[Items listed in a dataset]
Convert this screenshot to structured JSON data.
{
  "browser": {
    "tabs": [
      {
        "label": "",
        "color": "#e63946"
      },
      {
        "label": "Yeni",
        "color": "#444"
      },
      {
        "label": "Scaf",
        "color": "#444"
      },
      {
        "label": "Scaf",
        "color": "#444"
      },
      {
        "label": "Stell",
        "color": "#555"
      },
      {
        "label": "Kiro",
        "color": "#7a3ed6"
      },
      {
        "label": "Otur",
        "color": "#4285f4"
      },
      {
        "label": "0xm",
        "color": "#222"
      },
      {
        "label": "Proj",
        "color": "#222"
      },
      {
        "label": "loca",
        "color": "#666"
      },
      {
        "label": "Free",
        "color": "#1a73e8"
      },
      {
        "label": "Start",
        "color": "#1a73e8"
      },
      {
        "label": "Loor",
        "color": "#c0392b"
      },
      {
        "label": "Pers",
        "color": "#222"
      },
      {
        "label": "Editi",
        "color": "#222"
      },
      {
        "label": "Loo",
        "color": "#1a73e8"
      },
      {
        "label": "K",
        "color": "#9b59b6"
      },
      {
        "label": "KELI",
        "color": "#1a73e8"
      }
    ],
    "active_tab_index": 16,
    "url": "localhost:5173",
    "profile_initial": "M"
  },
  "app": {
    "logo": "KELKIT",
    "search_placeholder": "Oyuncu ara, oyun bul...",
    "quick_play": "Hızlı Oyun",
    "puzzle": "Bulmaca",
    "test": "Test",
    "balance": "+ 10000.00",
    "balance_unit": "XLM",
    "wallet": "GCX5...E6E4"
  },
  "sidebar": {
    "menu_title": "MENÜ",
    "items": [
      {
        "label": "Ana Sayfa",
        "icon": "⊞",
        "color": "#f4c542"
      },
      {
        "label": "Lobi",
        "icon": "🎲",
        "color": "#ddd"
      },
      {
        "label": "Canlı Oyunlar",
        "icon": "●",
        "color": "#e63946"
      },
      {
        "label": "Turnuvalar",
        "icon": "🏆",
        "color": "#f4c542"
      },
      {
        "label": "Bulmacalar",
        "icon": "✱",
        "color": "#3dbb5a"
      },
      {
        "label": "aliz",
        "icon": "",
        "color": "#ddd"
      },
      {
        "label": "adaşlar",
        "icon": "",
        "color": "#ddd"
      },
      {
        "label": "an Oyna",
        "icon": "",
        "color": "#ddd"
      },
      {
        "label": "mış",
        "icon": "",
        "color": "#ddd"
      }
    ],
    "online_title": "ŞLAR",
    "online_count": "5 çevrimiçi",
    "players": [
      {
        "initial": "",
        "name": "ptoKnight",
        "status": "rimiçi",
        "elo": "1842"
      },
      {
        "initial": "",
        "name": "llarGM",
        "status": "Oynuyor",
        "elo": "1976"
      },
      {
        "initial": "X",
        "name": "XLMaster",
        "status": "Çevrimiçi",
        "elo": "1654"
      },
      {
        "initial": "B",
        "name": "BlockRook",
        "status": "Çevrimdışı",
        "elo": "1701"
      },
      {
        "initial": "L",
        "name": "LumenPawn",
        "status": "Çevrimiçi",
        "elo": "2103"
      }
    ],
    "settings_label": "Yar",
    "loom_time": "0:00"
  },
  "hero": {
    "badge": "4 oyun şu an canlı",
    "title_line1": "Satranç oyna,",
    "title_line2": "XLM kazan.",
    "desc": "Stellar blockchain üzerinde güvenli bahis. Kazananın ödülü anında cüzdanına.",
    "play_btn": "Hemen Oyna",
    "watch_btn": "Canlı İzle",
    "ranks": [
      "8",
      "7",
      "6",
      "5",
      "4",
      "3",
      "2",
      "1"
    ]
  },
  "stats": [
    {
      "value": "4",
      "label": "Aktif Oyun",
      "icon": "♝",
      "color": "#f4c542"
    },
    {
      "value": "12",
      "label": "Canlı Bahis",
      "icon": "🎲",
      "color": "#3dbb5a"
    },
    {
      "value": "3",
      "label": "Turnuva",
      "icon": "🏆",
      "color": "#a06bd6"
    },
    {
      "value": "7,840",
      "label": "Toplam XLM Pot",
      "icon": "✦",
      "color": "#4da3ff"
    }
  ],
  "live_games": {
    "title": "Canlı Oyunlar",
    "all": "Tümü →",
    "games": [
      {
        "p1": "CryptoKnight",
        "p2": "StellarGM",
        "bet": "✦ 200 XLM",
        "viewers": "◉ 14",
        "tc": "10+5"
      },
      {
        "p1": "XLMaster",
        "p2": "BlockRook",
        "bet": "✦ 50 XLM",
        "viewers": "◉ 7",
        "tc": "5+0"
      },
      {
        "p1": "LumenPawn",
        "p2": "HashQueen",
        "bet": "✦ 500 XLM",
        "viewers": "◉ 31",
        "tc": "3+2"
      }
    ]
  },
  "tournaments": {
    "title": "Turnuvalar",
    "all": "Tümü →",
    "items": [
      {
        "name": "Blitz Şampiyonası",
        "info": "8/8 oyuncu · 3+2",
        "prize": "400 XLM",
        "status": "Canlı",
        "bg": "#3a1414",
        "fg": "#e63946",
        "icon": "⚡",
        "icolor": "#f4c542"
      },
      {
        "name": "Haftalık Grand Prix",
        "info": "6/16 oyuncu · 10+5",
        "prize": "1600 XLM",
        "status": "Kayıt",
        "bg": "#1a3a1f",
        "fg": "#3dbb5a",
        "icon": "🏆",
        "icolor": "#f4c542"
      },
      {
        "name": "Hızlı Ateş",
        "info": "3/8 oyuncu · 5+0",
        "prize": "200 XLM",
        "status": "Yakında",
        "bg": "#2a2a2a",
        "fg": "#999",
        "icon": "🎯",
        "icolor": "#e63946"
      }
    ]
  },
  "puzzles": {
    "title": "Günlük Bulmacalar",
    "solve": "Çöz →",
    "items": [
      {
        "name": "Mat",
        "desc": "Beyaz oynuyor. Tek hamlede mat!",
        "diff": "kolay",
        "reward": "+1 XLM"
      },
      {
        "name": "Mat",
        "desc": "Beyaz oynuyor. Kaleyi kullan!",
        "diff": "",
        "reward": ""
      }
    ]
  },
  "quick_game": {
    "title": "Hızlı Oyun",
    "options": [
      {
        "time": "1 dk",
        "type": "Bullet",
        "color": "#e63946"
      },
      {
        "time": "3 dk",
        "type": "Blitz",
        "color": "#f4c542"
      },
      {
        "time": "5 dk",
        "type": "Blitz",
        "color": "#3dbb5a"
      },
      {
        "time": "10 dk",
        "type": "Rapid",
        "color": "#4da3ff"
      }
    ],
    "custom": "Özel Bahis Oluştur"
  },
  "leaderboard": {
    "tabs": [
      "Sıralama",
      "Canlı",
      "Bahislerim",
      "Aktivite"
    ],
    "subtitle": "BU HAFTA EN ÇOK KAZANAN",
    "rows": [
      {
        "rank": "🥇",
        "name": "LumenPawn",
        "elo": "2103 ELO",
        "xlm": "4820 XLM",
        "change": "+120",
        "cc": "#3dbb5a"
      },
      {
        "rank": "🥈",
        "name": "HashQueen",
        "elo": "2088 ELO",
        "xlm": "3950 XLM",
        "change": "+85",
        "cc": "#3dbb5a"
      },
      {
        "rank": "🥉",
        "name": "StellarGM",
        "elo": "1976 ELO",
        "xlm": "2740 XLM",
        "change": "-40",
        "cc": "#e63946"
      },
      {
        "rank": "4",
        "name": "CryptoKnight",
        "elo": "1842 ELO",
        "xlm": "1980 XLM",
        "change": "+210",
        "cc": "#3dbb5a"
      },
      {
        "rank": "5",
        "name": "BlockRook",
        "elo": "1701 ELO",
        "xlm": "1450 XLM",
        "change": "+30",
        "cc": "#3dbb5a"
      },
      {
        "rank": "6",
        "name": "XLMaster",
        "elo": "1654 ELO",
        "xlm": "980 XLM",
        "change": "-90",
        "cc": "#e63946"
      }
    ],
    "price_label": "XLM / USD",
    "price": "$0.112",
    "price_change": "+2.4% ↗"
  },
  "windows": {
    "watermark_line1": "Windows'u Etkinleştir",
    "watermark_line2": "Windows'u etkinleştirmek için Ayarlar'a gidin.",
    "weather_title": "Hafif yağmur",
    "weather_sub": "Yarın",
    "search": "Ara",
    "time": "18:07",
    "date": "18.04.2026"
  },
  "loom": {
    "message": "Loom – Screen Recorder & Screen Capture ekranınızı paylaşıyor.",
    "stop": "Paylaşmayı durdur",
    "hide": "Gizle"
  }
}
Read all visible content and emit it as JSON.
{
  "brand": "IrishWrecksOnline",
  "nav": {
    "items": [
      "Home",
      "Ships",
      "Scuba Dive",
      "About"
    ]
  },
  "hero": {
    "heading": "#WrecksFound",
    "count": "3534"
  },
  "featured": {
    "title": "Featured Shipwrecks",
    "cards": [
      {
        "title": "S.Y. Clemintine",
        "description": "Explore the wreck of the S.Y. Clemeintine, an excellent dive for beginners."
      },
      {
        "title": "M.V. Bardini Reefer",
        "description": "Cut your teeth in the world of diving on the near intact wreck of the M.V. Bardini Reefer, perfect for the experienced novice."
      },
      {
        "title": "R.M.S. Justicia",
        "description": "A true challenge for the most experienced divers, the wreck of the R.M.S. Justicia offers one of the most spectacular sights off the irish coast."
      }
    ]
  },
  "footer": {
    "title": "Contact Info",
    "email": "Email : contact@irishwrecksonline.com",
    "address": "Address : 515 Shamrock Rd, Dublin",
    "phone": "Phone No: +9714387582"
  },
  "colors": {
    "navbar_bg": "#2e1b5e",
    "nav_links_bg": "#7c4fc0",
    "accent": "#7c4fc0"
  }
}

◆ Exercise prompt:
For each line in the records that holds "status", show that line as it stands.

◆ Response for this exercise:
        "status": "rimiçi",
        "status": "Oynuyor",
        "status": "Çevrimiçi",
        "status": "Çevrimdışı",
        "status": "Çevrimiçi",
        "status": "Canlı",
        "status": "Kayıt",
        "status": "Yakında",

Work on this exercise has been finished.